**EXERCISE REQUIREMENTS**.
Lines in the listing below that include the word "JSON" need to be copied.

**THE INPUT**.
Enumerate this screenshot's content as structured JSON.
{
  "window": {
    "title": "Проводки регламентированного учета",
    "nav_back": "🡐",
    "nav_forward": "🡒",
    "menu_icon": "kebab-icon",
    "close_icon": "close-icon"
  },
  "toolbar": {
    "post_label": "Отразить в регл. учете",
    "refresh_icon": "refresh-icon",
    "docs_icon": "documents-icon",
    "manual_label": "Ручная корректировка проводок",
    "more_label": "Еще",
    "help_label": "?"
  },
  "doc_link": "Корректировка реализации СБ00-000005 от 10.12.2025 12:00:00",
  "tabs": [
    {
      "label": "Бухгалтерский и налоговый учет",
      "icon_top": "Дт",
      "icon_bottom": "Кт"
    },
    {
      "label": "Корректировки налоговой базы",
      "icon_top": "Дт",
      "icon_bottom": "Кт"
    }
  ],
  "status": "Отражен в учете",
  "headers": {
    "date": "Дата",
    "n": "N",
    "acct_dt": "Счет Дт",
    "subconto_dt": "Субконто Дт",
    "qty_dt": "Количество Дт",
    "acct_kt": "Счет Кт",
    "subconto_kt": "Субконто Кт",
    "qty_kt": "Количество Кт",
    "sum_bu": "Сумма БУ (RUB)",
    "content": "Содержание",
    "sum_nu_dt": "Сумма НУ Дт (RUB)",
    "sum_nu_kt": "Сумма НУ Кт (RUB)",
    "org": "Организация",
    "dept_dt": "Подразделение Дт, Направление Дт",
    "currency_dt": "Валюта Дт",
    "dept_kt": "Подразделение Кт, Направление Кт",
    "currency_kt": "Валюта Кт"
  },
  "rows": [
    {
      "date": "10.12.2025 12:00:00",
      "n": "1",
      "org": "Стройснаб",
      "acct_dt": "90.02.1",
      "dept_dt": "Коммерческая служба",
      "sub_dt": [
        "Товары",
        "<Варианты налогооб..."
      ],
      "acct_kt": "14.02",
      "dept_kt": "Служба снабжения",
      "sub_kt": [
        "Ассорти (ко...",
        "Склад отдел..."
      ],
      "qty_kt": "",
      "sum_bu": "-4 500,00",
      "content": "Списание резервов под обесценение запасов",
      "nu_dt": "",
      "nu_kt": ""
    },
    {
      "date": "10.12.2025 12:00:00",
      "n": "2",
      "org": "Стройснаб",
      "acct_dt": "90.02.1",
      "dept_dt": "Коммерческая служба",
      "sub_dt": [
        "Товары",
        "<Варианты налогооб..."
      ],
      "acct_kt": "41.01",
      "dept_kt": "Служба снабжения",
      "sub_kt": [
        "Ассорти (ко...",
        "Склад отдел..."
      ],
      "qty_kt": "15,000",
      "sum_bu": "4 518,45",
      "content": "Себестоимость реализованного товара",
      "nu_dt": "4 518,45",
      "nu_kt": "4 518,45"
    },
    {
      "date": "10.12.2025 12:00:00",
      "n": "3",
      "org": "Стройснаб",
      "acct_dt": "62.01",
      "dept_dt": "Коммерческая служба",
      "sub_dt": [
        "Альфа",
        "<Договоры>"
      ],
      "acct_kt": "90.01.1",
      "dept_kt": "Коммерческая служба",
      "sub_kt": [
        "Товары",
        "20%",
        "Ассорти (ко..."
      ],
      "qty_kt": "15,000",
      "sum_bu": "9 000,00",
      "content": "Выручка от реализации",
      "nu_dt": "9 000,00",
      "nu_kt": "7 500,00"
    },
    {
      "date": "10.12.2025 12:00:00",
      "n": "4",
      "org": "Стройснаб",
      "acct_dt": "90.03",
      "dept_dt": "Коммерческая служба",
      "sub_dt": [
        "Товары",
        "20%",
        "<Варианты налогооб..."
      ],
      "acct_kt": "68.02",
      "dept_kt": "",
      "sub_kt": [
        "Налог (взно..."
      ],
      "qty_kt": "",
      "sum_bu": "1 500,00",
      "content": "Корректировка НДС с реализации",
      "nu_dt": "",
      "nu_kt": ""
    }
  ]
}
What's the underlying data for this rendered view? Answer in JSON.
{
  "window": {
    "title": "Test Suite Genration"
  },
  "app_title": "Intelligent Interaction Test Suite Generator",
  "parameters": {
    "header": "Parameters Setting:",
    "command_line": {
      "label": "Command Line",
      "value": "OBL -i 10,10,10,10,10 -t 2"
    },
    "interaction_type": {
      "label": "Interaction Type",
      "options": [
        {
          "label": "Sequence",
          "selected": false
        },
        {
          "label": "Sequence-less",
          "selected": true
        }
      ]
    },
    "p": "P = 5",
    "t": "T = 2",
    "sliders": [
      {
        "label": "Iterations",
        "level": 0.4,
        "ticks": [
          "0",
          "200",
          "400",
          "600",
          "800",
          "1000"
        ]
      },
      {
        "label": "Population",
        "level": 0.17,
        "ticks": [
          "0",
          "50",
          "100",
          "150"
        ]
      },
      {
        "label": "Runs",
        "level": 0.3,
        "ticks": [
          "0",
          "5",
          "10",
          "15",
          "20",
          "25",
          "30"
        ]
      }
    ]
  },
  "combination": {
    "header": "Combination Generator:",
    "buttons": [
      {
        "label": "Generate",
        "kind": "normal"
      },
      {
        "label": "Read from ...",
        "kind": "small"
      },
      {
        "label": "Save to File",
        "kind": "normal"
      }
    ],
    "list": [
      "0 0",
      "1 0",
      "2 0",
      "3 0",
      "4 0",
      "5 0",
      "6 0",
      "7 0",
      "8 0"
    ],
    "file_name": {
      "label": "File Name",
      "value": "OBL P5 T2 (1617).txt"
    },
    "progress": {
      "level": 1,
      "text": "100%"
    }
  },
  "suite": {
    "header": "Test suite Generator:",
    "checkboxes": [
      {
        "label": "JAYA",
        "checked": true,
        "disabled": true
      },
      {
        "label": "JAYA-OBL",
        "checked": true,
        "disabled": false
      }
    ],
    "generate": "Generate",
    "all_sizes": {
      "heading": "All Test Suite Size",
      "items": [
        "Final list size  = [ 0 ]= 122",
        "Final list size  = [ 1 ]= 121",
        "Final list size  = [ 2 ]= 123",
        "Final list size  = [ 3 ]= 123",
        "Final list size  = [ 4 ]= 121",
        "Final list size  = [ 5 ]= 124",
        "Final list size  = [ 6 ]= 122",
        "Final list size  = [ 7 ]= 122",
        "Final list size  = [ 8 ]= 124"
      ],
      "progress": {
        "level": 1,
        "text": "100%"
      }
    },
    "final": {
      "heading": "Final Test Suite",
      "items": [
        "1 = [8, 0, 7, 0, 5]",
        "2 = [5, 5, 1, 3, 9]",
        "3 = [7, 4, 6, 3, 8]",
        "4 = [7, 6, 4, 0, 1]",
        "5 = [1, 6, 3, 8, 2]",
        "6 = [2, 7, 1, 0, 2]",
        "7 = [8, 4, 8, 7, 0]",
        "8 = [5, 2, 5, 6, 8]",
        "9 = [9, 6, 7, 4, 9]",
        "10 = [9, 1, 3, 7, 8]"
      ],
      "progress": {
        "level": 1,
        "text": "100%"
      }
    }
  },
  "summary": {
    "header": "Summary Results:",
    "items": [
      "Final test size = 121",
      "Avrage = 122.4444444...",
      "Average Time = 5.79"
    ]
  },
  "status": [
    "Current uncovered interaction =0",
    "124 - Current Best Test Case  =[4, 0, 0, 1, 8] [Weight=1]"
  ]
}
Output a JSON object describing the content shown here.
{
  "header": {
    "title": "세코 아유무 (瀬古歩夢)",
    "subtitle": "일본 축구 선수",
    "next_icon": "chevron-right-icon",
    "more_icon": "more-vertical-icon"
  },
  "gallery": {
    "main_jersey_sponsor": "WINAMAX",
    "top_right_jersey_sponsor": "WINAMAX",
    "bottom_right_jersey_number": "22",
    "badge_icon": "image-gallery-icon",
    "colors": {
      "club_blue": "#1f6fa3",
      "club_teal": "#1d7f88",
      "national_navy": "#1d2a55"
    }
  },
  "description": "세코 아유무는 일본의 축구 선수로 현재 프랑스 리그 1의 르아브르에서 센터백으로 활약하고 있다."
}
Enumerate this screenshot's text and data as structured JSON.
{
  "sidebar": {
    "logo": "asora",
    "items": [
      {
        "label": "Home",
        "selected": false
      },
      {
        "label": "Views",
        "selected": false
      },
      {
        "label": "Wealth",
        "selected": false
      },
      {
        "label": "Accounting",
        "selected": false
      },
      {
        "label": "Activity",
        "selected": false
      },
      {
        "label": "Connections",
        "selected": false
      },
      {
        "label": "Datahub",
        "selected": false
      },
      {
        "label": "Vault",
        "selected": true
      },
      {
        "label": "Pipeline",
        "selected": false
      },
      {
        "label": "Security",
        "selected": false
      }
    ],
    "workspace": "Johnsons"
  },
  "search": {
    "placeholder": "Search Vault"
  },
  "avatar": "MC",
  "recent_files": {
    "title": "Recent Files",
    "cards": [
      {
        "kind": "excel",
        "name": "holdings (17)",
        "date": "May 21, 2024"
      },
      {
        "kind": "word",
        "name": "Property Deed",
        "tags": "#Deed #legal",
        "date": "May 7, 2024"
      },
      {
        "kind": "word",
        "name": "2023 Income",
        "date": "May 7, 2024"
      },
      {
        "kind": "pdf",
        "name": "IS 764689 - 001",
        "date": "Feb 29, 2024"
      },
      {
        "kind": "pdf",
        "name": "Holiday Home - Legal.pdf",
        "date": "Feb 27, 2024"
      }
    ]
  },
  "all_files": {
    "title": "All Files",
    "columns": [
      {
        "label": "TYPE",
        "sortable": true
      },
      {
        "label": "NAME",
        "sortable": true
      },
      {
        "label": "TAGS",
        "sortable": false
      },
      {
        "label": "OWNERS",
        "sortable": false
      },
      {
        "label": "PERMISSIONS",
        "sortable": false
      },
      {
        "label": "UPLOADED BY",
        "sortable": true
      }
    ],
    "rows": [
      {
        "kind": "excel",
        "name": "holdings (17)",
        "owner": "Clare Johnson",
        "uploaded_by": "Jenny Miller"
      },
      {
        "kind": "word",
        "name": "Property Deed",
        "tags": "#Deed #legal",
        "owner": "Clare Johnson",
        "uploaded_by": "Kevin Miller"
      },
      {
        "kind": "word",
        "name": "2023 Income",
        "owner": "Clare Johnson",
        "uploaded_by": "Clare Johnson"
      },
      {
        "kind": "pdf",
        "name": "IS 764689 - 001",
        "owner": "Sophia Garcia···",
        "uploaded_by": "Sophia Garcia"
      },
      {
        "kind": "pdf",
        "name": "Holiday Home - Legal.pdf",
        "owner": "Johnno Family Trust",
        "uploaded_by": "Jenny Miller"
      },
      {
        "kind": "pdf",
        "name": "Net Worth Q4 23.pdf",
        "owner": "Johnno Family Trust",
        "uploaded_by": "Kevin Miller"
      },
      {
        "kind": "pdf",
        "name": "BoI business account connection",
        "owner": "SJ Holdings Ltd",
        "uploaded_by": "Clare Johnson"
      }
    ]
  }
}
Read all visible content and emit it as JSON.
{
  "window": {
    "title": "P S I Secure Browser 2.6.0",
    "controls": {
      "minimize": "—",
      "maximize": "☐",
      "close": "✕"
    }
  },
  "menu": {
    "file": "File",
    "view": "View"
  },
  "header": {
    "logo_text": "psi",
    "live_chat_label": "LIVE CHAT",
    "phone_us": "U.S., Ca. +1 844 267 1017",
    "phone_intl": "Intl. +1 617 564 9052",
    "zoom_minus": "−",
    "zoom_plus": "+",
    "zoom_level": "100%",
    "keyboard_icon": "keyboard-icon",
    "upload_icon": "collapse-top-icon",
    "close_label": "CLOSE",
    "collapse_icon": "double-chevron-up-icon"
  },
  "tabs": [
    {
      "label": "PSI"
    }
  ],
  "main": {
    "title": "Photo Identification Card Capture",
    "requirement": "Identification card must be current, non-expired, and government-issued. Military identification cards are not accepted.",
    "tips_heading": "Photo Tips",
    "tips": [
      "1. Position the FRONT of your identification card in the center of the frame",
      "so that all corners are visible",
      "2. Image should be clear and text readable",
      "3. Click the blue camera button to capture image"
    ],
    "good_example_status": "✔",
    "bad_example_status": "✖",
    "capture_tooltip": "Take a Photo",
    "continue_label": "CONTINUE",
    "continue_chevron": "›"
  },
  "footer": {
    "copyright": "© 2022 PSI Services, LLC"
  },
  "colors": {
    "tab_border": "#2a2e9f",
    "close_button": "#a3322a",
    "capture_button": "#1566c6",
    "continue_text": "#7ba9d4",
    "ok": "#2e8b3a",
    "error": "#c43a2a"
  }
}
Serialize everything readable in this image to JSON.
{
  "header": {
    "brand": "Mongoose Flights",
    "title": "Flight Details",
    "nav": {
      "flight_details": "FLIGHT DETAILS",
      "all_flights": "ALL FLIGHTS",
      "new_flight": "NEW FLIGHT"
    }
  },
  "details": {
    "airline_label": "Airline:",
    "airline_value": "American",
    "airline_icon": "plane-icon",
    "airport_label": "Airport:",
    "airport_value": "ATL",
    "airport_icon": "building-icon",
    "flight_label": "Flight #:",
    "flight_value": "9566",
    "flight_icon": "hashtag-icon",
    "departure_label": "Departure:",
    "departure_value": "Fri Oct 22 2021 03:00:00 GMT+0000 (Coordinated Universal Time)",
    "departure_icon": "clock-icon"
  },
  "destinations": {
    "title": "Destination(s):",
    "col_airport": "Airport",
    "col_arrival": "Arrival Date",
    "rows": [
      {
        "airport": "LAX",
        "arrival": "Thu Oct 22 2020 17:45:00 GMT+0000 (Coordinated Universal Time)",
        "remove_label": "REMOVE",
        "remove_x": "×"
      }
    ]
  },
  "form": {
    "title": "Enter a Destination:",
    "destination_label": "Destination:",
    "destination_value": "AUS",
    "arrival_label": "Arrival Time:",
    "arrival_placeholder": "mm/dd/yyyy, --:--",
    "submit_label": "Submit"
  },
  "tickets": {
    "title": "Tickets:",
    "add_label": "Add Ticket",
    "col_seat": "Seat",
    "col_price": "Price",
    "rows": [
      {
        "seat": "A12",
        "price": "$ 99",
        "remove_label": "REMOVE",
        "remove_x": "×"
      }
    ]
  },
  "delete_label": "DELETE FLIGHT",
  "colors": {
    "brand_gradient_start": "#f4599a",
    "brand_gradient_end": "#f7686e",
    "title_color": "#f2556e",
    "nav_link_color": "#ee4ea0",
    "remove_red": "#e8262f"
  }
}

**RESPONSE BELOW**.
Enumerate this screenshot's content as structured JSON.
What's the underlying data for this rendered view? Answer in JSON.
Output a JSON object describing the content shown here.
Enumerate this screenshot's text and data as structured JSON.
Read all visible content and emit it as JSON.
Serialize everything readable in this image to JSON.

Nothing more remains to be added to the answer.